func(DHCP, dhcp, na)
#include <config_distro_bootcmd.h>
Each entry in the macro defines a single boot device (e.g. a specific eMMC
device or SD card) or type of boot device (e.g. USB disk). The parameters to
the func macro (passed in by the internal implementation of the header) are:
- Upper-case disk type (MMC, SATA, SCSI, IDE, USB, DHCP, PXE).
- Lower-case disk type (same options as above).
- ID of the specific disk (MMC only) or ignored for other types.
User Configuration
Once the user has installed U-Boot, it is expected that the environment will
be reset to the default values in order to enable $bootcmd and friends, as set
up by <config_distro_bootcmd.h>. After this, various environment variables may
be altered to influence the boot process:
The list of boot locations searched.
Example: mmc0, mmc1, usb, pxe
Entries may be removed or re-ordered in this list to affect the boot order.
For disk-based booting, the list of directories within a partition that are
searched for boot configuration files (extlinux.conf, boot.scr).
Example: / /boot/
Entries may be removed or re-ordered in this list to affect the set of

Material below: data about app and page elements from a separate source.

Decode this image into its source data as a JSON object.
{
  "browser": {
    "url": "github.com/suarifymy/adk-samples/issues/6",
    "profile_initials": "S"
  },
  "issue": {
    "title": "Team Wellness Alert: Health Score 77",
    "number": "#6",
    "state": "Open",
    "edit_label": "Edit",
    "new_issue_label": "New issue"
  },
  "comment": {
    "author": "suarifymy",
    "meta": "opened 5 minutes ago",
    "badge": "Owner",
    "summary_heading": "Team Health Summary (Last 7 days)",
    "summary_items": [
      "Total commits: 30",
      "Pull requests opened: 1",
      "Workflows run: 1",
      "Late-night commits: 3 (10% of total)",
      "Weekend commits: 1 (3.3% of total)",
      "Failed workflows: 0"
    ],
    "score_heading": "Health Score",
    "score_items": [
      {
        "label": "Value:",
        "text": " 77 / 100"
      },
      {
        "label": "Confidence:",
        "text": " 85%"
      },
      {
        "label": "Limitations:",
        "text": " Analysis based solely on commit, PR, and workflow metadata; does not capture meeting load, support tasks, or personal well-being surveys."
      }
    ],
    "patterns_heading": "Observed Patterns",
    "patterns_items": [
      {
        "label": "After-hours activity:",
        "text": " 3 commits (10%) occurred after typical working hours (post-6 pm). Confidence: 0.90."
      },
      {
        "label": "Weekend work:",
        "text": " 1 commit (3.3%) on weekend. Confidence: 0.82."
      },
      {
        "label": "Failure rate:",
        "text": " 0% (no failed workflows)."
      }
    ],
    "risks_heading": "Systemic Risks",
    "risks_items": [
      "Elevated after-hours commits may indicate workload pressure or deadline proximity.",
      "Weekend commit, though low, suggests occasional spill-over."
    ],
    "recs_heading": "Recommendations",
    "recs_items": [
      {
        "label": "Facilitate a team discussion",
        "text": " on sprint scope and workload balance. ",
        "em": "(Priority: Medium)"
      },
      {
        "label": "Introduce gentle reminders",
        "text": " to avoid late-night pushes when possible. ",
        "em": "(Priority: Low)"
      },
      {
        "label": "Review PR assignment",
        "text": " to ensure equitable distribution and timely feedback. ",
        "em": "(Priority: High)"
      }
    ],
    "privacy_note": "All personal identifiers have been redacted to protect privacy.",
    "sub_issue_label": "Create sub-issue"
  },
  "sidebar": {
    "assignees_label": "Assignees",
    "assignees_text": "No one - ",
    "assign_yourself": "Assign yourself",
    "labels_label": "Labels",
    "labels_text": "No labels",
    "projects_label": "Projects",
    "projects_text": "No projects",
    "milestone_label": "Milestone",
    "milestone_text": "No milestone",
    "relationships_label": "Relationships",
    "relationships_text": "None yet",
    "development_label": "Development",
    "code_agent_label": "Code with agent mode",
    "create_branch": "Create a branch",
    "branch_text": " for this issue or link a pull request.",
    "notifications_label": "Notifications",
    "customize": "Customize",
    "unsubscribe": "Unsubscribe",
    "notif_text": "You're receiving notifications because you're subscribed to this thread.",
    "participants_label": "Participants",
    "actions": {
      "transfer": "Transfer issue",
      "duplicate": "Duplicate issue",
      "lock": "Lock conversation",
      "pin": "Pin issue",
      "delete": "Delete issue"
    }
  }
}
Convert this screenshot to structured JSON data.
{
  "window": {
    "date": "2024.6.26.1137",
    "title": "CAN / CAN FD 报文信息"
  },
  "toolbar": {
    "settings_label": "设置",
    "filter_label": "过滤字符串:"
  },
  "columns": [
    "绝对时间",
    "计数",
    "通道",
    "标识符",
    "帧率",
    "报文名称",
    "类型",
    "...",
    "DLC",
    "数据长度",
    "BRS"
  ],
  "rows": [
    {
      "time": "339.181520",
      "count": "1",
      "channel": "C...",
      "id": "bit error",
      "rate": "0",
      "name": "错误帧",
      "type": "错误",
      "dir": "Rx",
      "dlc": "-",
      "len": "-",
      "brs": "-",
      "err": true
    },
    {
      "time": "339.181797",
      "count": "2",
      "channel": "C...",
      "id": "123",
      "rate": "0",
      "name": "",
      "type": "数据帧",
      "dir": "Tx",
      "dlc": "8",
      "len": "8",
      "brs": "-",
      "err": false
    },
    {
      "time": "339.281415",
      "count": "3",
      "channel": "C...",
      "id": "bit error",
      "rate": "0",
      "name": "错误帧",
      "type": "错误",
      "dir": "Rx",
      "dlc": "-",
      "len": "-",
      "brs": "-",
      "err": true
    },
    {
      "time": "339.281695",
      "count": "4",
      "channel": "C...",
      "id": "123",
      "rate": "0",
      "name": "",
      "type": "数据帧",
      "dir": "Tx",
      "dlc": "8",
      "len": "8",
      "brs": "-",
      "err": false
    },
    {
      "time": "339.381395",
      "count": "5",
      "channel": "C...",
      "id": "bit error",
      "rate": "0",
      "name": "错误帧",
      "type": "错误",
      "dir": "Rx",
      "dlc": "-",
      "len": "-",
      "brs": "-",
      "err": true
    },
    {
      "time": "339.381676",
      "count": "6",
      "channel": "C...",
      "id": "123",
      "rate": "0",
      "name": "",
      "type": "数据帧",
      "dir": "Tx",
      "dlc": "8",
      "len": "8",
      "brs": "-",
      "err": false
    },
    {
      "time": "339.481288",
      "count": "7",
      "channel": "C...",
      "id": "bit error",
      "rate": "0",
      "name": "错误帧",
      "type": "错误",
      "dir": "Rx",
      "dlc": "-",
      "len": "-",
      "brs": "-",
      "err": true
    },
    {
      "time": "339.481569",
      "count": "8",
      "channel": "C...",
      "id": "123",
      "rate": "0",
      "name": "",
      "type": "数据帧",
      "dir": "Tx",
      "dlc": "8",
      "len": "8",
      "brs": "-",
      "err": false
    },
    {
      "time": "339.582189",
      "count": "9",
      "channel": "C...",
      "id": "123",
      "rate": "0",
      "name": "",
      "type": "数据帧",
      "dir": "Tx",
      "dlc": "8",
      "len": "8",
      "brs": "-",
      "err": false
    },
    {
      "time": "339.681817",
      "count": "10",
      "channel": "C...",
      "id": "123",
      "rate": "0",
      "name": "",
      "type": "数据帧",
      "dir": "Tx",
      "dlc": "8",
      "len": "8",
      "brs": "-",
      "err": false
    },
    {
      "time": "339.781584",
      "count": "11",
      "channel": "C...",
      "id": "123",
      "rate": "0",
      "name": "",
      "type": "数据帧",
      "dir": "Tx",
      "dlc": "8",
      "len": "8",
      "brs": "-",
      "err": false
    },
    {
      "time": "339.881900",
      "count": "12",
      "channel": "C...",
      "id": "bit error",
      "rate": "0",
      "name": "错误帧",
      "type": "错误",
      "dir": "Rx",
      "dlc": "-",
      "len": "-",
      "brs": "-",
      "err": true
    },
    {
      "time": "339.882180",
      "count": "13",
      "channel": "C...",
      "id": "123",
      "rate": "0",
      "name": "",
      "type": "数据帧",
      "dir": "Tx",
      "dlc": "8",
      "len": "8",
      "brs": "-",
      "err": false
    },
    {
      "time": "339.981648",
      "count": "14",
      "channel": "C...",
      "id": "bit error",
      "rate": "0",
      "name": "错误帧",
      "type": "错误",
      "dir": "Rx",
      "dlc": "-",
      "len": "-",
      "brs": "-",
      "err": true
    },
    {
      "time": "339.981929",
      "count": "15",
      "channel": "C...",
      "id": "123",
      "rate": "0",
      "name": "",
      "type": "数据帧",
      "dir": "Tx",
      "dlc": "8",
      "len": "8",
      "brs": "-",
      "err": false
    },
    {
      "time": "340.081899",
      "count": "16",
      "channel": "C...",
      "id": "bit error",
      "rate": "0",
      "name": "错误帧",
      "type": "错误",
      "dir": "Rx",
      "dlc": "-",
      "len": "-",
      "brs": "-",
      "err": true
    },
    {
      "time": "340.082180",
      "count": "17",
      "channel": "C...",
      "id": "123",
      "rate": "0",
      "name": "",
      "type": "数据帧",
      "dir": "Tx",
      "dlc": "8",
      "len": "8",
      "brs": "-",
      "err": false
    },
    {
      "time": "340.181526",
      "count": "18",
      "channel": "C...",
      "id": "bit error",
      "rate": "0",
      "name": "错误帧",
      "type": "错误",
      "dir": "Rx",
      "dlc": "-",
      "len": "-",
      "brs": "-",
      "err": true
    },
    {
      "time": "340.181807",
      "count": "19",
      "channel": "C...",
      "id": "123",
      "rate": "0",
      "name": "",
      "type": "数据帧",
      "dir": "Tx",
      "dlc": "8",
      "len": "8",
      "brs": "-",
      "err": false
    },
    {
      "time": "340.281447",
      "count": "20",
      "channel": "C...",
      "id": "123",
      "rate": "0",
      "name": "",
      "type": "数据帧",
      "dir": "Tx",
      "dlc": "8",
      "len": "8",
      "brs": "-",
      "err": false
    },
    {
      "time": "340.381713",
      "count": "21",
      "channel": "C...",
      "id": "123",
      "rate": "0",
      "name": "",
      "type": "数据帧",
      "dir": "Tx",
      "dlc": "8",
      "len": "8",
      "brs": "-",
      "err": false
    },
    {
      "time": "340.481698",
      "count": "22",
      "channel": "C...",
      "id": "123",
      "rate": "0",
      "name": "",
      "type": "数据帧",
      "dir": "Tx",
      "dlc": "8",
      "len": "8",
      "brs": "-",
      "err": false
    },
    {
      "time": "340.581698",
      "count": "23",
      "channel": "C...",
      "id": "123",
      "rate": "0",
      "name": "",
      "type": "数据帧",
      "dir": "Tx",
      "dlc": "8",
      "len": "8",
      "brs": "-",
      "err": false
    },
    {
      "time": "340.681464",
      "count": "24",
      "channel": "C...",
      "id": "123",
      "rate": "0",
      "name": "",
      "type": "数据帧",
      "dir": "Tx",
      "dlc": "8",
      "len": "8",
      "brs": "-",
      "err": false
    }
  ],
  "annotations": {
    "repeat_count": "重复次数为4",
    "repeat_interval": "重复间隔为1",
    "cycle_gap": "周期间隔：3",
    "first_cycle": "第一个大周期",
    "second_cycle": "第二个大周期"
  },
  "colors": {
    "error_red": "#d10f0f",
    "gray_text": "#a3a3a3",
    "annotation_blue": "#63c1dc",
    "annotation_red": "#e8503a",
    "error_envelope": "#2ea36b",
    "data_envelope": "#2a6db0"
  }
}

directories which are searched.
The name of U-Boot style boot.scr files that $bootcmd searches for.
Example: boot.scr.uimg boot.scr
(Typically we expect extlinux.conf to be used, but execution of boot.scr is
maintained for backwards-compatibility.)
Entries may be removed or re-ordered in this list to affect the set of
filenames which are supported.
If you want to disable extlinux.conf on all disks, set the value to something
innocuous, e.g. setenv scan_dev_for_extlinux true.
If you want to disable boot.scr on all disks, set the value to something
innocuous, e.g. setenv scan_dev_for_scripts true.
Interactively booting from a specific device at the u-boot prompt
For interactively booting from a user-selected device at the u-boot command
prompt, the environment provides predefined bootcmd_<target> variables for
every target defined in boot_targets, which can be run be the user.
If the target is a storage device, the format of the target is always
<device type><device number>, e.g. mmc0. Specifying the device number is
mandatory for storage devices, even if only support for a single instance
of the storage device is actually implemented.
For network targets (dhcp, pxe), only the device type gets specified;
they do not have a device number.
- run bootcmd_usb0
boots from the first USB mass storage device
- run bootcmd_mmc1
boots from the second MMC device
- run bootcmd_pxe
boots by tftp using a pxelinux.cfg
The list of possible targets consists of:
- network targets
* dhcp
* pxe
- storage targets (to which a device number must be appended)
* mmc
* sata
* scsi
* ide
* usb
Other *boot* variables than the ones defined above are only for internal use
of the boot environment and are not guaranteed to exist or work in the same
way in future u-boot versions. In particular the <device type>_boot
variables (e.g. mmc_boot, usb_boot) are a strictly internal implementation
detail and must not be used as a public interface.